In a season of acute workforce shortages, the ability to make lateral transfers without fear of legal action is an important tool for county governments to ensure we have appropriate staffing to meet our various responsibilities for safeguarding the safety, health and wellbeing of our residents.


In this case, an employee alleged that her lateral transfer within the St. Louis Police Department was motivated by gender bias and constituted discrimination under Title VII of the Civil Rights Act. However, the transfer did not impact her pay or title. In its ruling, the Court will likely resolve a circuit split over the question of whether lateral employment transfers constitute an adverse employment action or if tangible harm must be evident.

Local governments are collectively among the largest employers in the country and regularly transfer employees laterally as a matter of operational necessity, to provide training, to fill critical service needs, to accommodate an employee’s religious or disability needs, to investigate a claim of harassment, and to address staffing shortages. A ruling allowing all lateral transfers, regardless of associated material harm, to qualify as actionable adverse employment actions could profoundly impede the ability of local governments to assign police, fire, and EMS personnel where they are most needed.


On April 17, the Court issued a 6-3 decision vacating the lower court's ruling against the petitioner and creating a new standard under Title VII for lawsuits related to forced employee transfers. An employee must demonstrate "some harm" in a forced transfer suit, which is a lower threshold than the "material" or "significant" harm adopted by many lower courts. However, the Court did not go so far as to adopt the Petitioner’s proposed rule that any transfer, regardless of harm would be actionable under Title VII if based on a protected characteristic.

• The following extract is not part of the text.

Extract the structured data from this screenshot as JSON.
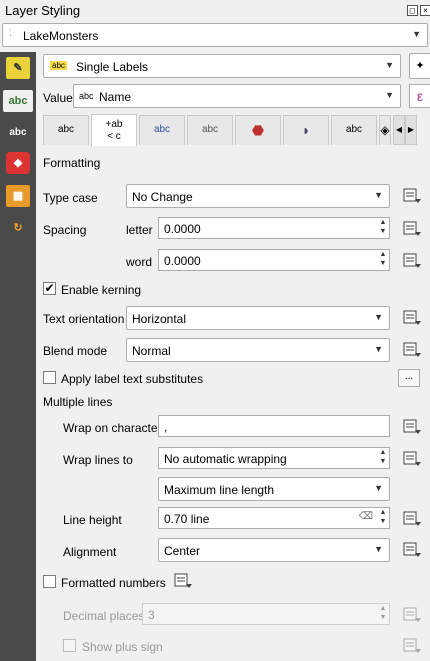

Learn more here.


Read the Local Government Legal Center amicus brief submitted in support of the respondents.